We are staying in St Helier on the south coast. The drive to the zoo, near the north coast, takes about five minutes.  So although we are forced to drive slowly, it still feels as if we’re driving at great speed because we reach our destinations so quickly.  Sometimes it’s not even possible to map read as fast as we travel. I feel like I’m queen of the island, I’m mistress of the entire Jersey road network.

The low speed limit also makes the island seem bigger than it really is.  If we applied normal British speed restrictions, it would seem even tinier.  Any small state despot should follow suit: it will make him feel much more important.

If we were using at a road map that included the European mainland visible from Jersey’s east coast, we’d soon gain a true sense  of perspective.  But as the only land mass on our tourist map is the island itself, it’s easy to forget  how small it is – especially when the brochures are constantly boasting that we’re on the largest Channel Island.

I’m reminded of the long-suffering Miss Hardy, who had the misfortune to be my Geography teacher before the subject became cool.  The environmental movement must be a gift to Geography teachers everywhere, making the subject  relevant to pupils’ every day lives. I still struggle to find a practical use for my intimate knowledge of the jute production cycle. No wonder we got bored enough to play pranks, one by one hiding under the desks whenever her back was turned until the classroom seemed empty.

Despite our bad behaviour, Miss Hardy’s face would light up whenever she talked about a year she’d spent on an exchange in  an Australian school.  She told us once “I said to my hosts ‘You are so lucky to live on an island!’ and they said to me ‘But you do!'”  What a delightfully colonial mistake to make.  And if a Geography teacher can get confused about scale, I’ll not be too harsh on myself for my own misconception of Jersey.

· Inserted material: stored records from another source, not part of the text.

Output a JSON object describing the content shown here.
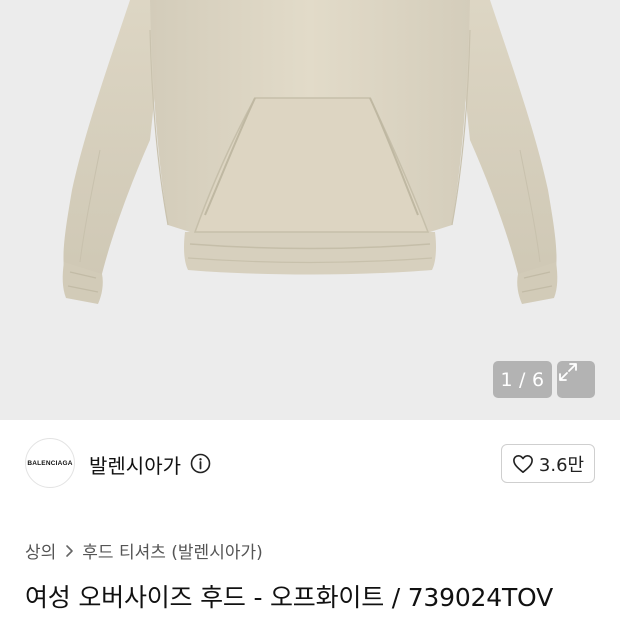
{
  "gallery": {
    "current": "1",
    "separator": "/",
    "total": "6",
    "background": "#ececec",
    "garment_color": "#dcd5c4"
  },
  "brand": {
    "logo_text": "BALENCIAGA",
    "name": "발렌시아가",
    "info_icon": "info-icon"
  },
  "like": {
    "icon": "heart-icon",
    "count": "3.6만"
  },
  "breadcrumb": {
    "items": [
      "상의",
      "후드 티셔츠 (발렌시아가)"
    ],
    "separator_icon": "chevron-right-icon"
  },
  "product": {
    "title": "여성 오버사이즈 후드 - 오프화이트 / 739024TOV"
  }
}
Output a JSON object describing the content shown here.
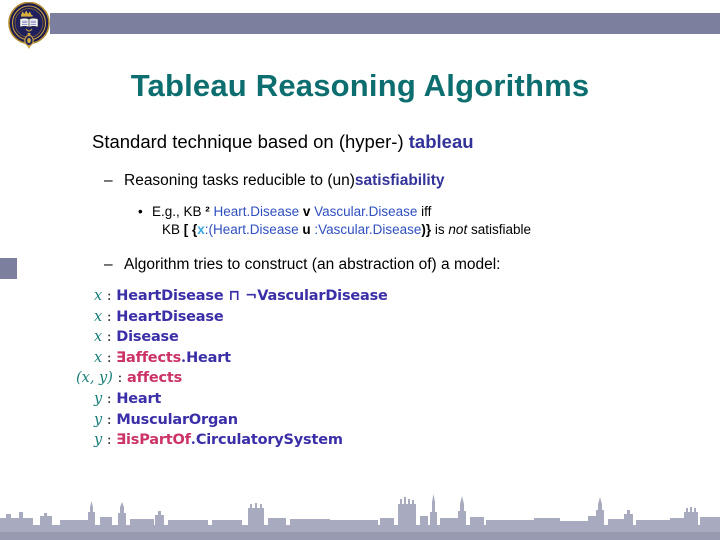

I’m less sympathetic to the couple in front of me at the admissions desk to Jersey Museum.

“The island’s so much bigger than we thought it would be,” the woman was saying in a plaintive voice.  “In one episode of Bergerac, we saw John Nettles  on the north west coast, and the next minute he was in St Helier.  It took us half an hour to make the same journey!”

The lady behind the desk gave a wry smile.  I don’t think it was the first time she’d fielded this complaint.

“That’s just the editing,” she said patiently.  “It’s what television people do.”

Good old Bergerac, he must really have boosted tourism to the island – no wonder the museum attendant rushed to his defence. But I don’t think I’d choose him as my tour guide.